Dr. Yamamoto: The project that we are doing now keeps us really busy, but in the future we would like to develop our business to help patients, providing not only personalized healthcare but also personalized medicine. Those who come to clinics and hospitals with serious illness and disease could be helped by incorporating our genomic techniques to help diagnose and combat diseases. Right now we are a prospective operation cohort, but one day we can help treat and (hopefully) eradicate diseases by becoming involved in personalized medicine. However, in order to pursue this goal ToMMo needs to first establish good relations with various hospitals within the region, and that takes time. In addition, by using our cohort experience, ToMMo may one day be able to improve the customary health examination for the Japanese people. As of right now these examinations are quite standard (e.g. evaluating X-ray, ECG, MBI, blood biochemistry, etc…), but in the future it would be ideal if we could introduce Japonica Array to the system, thus providing genomic information in conjunction with the annual health screening.
Question 13: In what ways do you think you, or your work has changed from the time of the disaster? Additionally, how far do you think Japan has come since 3/11?
Dr. Yamamoto: As a molecular biologist, I want to know how the body is organized and regulated. As the Executive Director of ToMMo, I have come to appreciate my original field of study even more because I have realized that clinical and molecular genetics (seen in our cohort data) needs to be used in tandem with molecular biology. My position in ToMMo has furthered my personal interests in unexpected ways.
Japan is doing well, compared to where it was four years ago. Temporary housing is gradually changing to permanent housing and infrastructure is rapidly developing and reforming. Yet, I refrain from thinking that the recovery is almost complete.

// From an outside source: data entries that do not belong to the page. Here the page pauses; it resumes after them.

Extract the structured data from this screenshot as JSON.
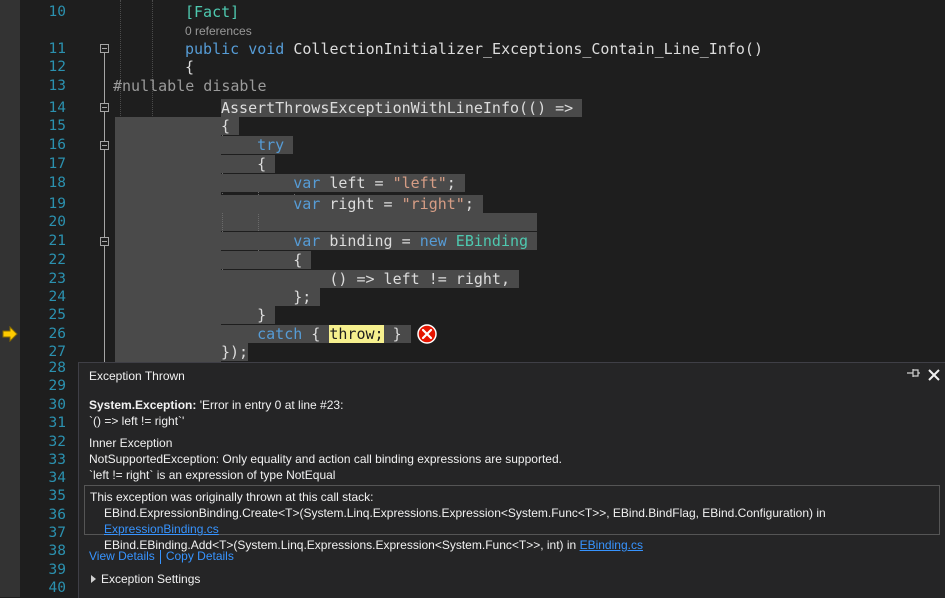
{
  "editor": {
    "line_numbers": [
      "10",
      "11",
      "12",
      "13",
      "14",
      "15",
      "16",
      "17",
      "18",
      "19",
      "20",
      "21",
      "22",
      "23",
      "24",
      "25",
      "26",
      "27",
      "28",
      "29",
      "30",
      "31",
      "32",
      "33",
      "34",
      "35",
      "36",
      "37",
      "38",
      "39",
      "40"
    ],
    "codelens": "0 references",
    "lines": {
      "l10_attr": "[Fact]",
      "l11_public": "public",
      "l11_void": "void",
      "l11_name": " CollectionInitializer_Exceptions_Contain_Line_Info()",
      "l12": "{",
      "l13": "#nullable disable",
      "l14": "AssertThrowsExceptionWithLineInfo(() =>",
      "l15": "{",
      "l16": "try",
      "l17": "{",
      "l18_var": "var",
      "l18_rest": " left = ",
      "l18_str": "\"left\"",
      "l18_end": ";",
      "l19_var": "var",
      "l19_rest": " right = ",
      "l19_str": "\"right\"",
      "l19_end": ";",
      "l21_var": "var",
      "l21_rest": " binding = ",
      "l21_new": "new",
      "l21_type": " EBinding",
      "l22": "{",
      "l23": "    () => left != right,",
      "l24": "};",
      "l25": "}",
      "l26_catch": "catch",
      "l26_open": " { ",
      "l26_throw": "throw;",
      "l26_close": " }",
      "l27": "});"
    }
  },
  "exception": {
    "title": "Exception Thrown",
    "type": "System.Exception:",
    "message_1": " 'Error in entry 0 at line #23:",
    "message_2": "`() => left != right`'",
    "inner_heading": "Inner Exception",
    "inner_1": "NotSupportedException: Only equality and action call binding expressions are supported.",
    "inner_2": "`left != right` is an expression of type NotEqual",
    "stack_heading": "This exception was originally thrown at this call stack:",
    "stack_1": "EBind.ExpressionBinding.Create<T>(System.Linq.Expressions.Expression<System.Func<T>>, EBind.BindFlag, EBind.Configuration) in ",
    "stack_1_link": "ExpressionBinding.cs",
    "stack_2": "EBind.EBinding.Add<T>(System.Linq.Expressions.Expression<System.Func<T>>, int) in ",
    "stack_2_link": "EBinding.cs",
    "view_details": "View Details",
    "copy_details": "Copy Details",
    "settings": "Exception Settings"
  },
  "colors": {
    "background": "#1e1e1e",
    "line_number": "#2b91af",
    "keyword": "#569cd6",
    "string": "#d69d85",
    "type": "#4ec9b0",
    "selection": "#4a4a4a",
    "link": "#3794ff",
    "error": "#e51400",
    "execution_arrow": "#ffcc00"
  },
  "icons": [
    "execution-pointer-icon",
    "error-icon",
    "pin-icon",
    "close-icon",
    "expand-triangle-icon",
    "collapse-icon"
  ]
}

The Great East Japan Earthquake was a major disaster, yet reconstruction efforts have advanced in leaps and bounds. Nevertheless, as heavy construction related restoration comes to a close, we are now entering the second stage of the recovery efforts. The Japanese community and the field of disaster medicine now need to focus on supporting mental health and improving information technology (i.e. prevent another information blackout in a time of emergency) in order to appropriately protect the people of this nation from future disasters.
|Comments from the Interviewer
ToMMo’s complex domain of Big Data and Learning Health Systems was uncharted territory for me prior to arriving in Asia, but I have come to comprehend and appreciate this new approach to medicine through my work with ToMMo’s Public Relations and Planning Department. This interview series has given me the fortune of meeting inspiring disaster first-responders, dedicated physicians and researchers, and now the Executive Director of this unique institute. Interviewing Dr. Yamamoto provided great insight into the mechanics of the Tohoku Medical Megabank Organization and demonstrated the numerous ways this institution is structured to help the people of the devastated Tohoku region following the Great East Japan Earthquake. Revitalization of this area of Japan has been rapid, compared to other countries facing similar disaster situations, and ToMMo has played a vital role in this recovery process by promoting the economy, caring for the health of the community, and providing hope. Additionally, this organization is pioneering the genomic based approach to medicine in Japan, which is remarkable and progressive. It was fascinating to hear Dr. Yamamoto’s comments on this subject and to learn why this type of medicine was at the heart of the ToMMo project. Facilitating the transition to more personalized healthcare, genomics is the future of medicine, and it is splendid to see this organization so devoted to improving the lives of the Japanese people through this innovative approach.